_HOW TO COMPLETE THIS TASK:_ Each line in the entries that has the word "content" has to be copied.

[Items from an interface collection]
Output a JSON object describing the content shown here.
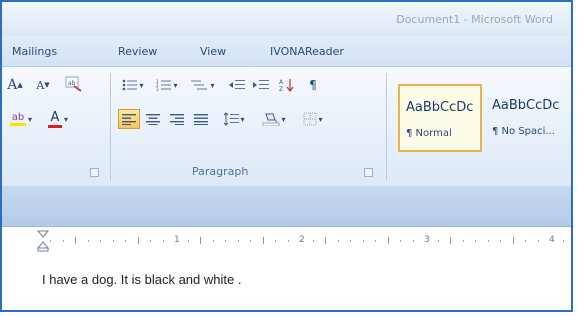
{
  "window": {
    "title": "Document1 - Microsoft Word"
  },
  "tabs": [
    {
      "label": "Mailings"
    },
    {
      "label": "Review"
    },
    {
      "label": "View"
    },
    {
      "label": "IVONAReader"
    }
  ],
  "ribbon": {
    "font_group": {
      "grow_font": "A",
      "shrink_font": "A",
      "highlight_icon": "highlighter-icon",
      "font_color_letter": "A",
      "font_color_hex": "#d22222",
      "highlight_color_hex": "#ffe000"
    },
    "paragraph_group": {
      "label": "Paragraph",
      "align_left_selected": true
    },
    "styles": [
      {
        "preview": "AaBbCcDc",
        "name": "¶ Normal"
      },
      {
        "preview": "AaBbCcDc",
        "name": "¶ No Spaci..."
      }
    ]
  },
  "ruler": {
    "numbers": [
      "1",
      "2",
      "3",
      "4"
    ]
  },
  "document": {
    "text": "I have a dog. It is black and white ."
  },
  "colors": {
    "frame_border": "#2b6fc4",
    "selected_button": "#f7c85a"
  }
}
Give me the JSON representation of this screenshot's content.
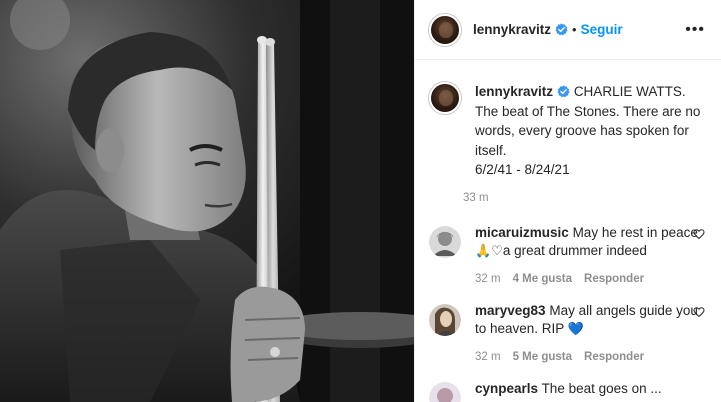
{
  "post": {
    "username": "lennykravitz",
    "follow_label": "Seguir",
    "more_label": "•••",
    "caption_text": "CHARLIE WATTS. The beat of The Stones. There are no words, every groove has spoken for itself.",
    "caption_dates": "6/2/41 - 8/24/21",
    "time_ago": "33 m"
  },
  "comments": [
    {
      "username": "micaruizmusic",
      "text_a": "May he rest in peace",
      "emoji_a": "🙏",
      "emoji_b": "♡",
      "text_b": "a great drummer indeed",
      "time": "32 m",
      "likes": "4 Me gusta",
      "reply": "Responder"
    },
    {
      "username": "maryveg83",
      "text_a": "May all angels guide you to heaven. RIP",
      "emoji_a": "💙",
      "time": "32 m",
      "likes": "5 Me gusta",
      "reply": "Responder"
    },
    {
      "username": "cynpearls",
      "text_a": "The beat goes on ..."
    }
  ],
  "colors": {
    "link_blue": "#0095f6",
    "verified_blue": "#3897f0",
    "muted_text": "#8e8e8e"
  },
  "icons": [
    "verified-badge-icon",
    "heart-outline-icon",
    "more-options-icon"
  ]
}
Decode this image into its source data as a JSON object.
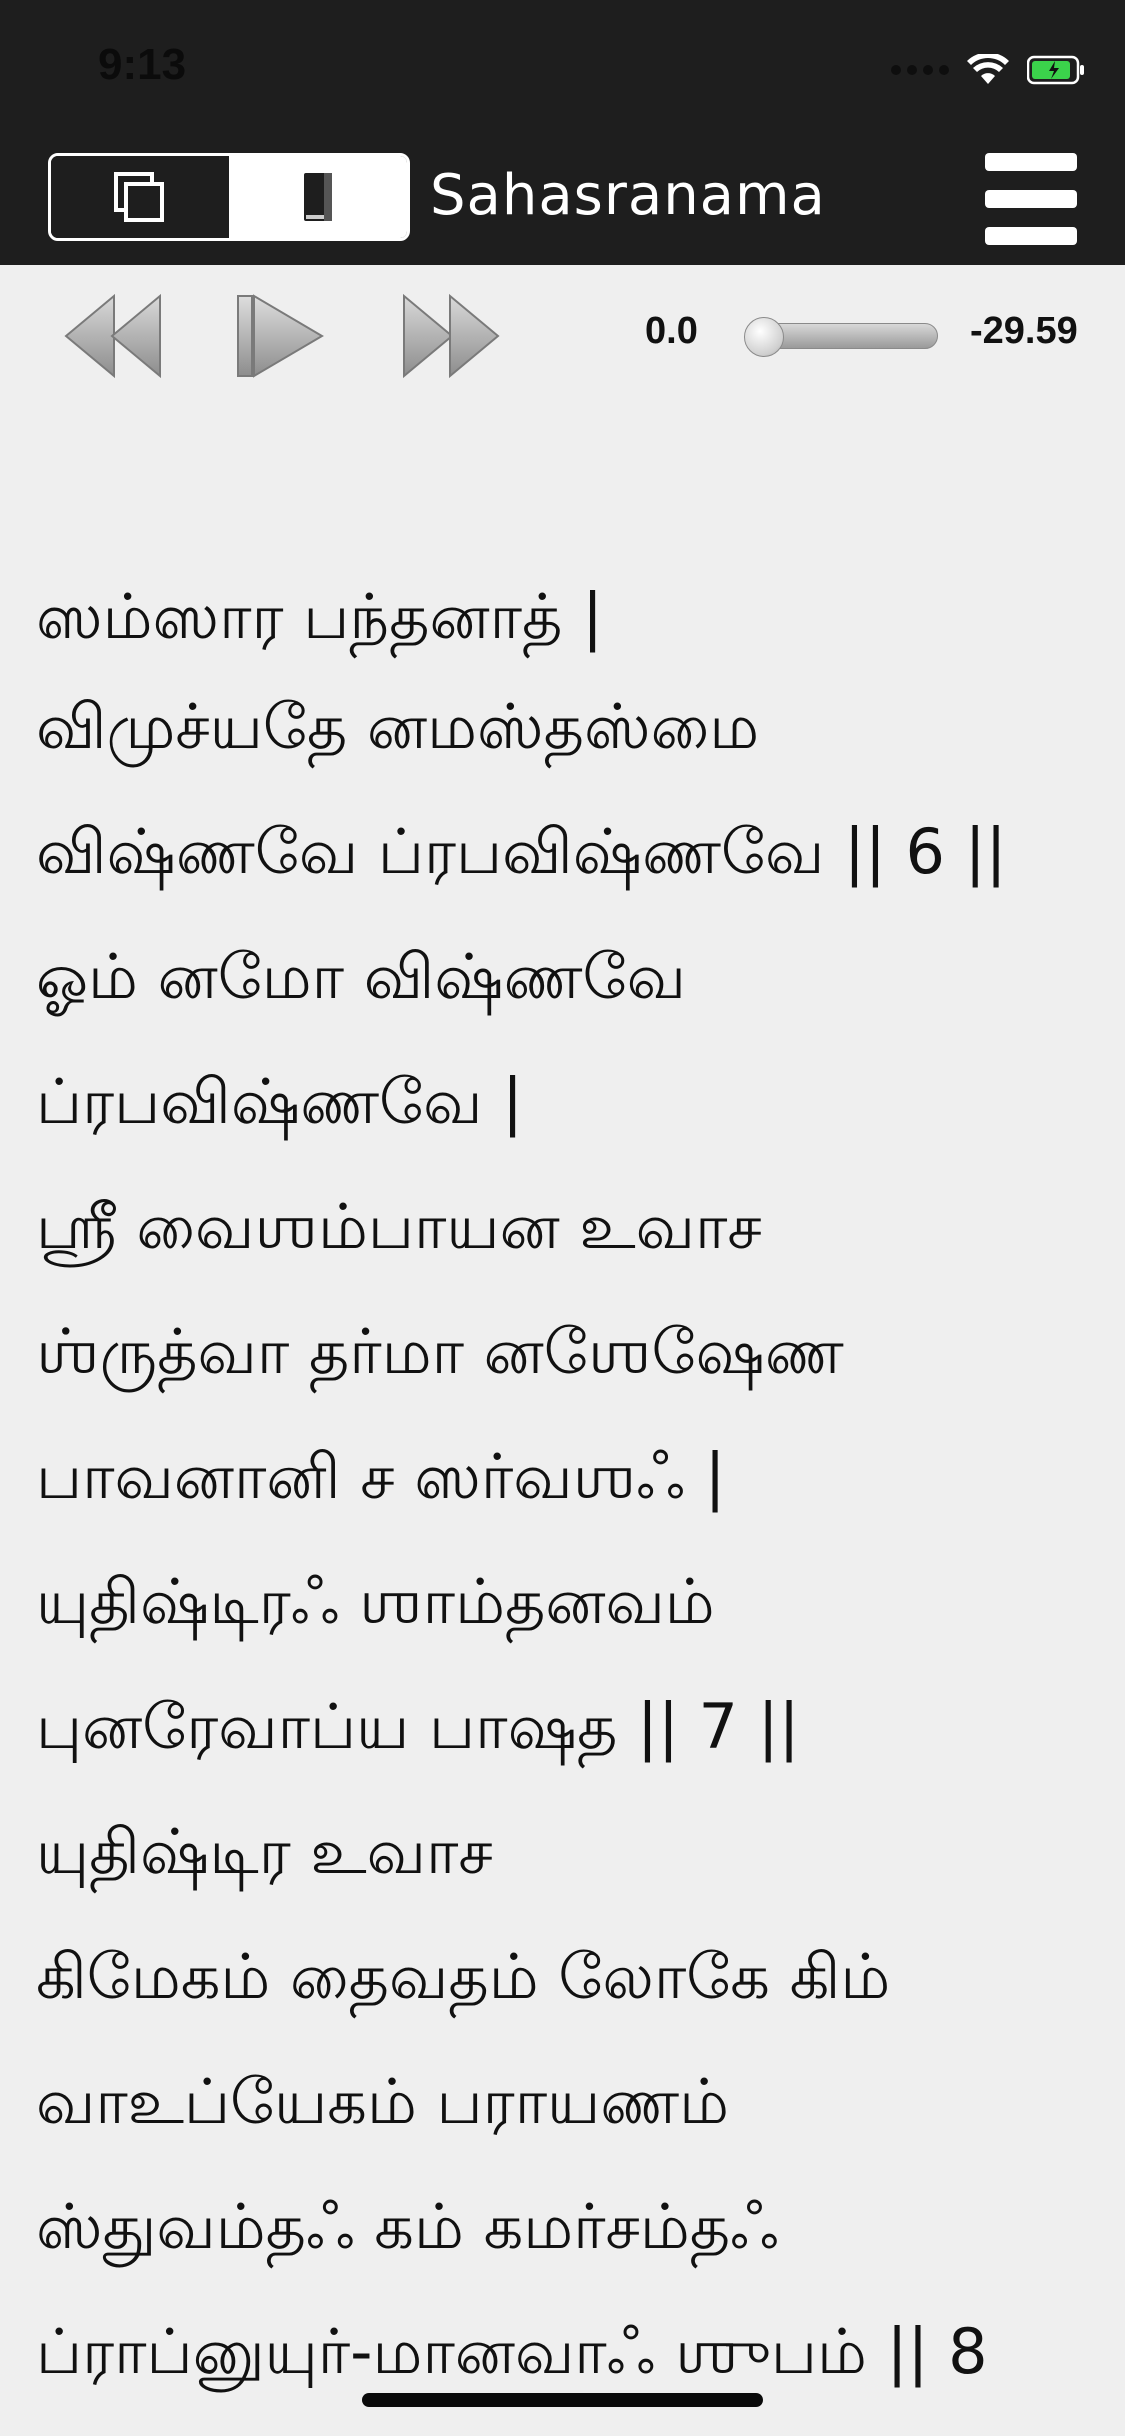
{
  "status_bar": {
    "time": "9:13"
  },
  "nav": {
    "title": "Sahasranama",
    "segments": [
      "copy-icon",
      "book-icon"
    ],
    "menu_icon": "hamburger-menu-icon"
  },
  "player": {
    "elapsed": "0.0",
    "remaining": "-29.59",
    "progress": 0.0
  },
  "verse": {
    "lines": [
      "ஸம்ஸார பந்தனாத் |",
      "விமுச்யதே னமஸ்தஸ்மை",
      "விஷ்ணவே ப்ரபவிஷ்ணவே || 6 ||",
      "ஓம் னமோ விஷ்ணவே",
      "ப்ரபவிஷ்ணவே |",
      "ஶ்ரீ வைஶம்பாயன உவாச",
      "ஶ்ருத்வா தர்மா னஶேஷேண",
      "பாவனானி ச ஸர்வஶஃ |",
      "யுதிஷ்டிரஃ ஶாம்தனவம்",
      "புனரேவாப்ய பாஷத || 7 ||",
      "யுதிஷ்டிர உவாச",
      "கிமேகம் தைவதம் லோகே கிம்",
      "வாஉப்யேகம் பராயணம்",
      "ஸ்துவம்தஃ கம் கமர்சம்தஃ",
      "ப்ராப்னுயுர்-மானவாஃ ஶுபம் || 8"
    ]
  }
}
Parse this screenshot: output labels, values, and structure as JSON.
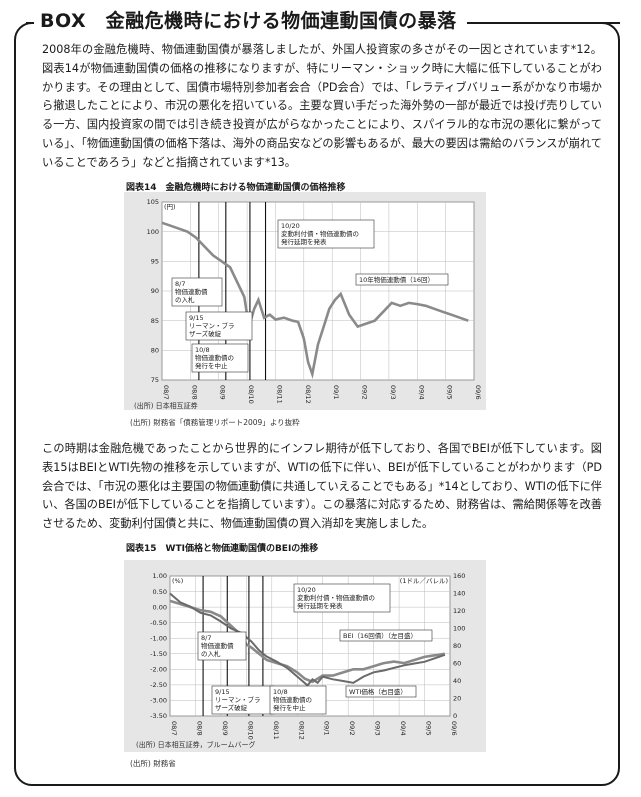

_OUTPUT:_
Output a JSON object describing the content shown here.
Give me the JSON representation of this screenshot's content.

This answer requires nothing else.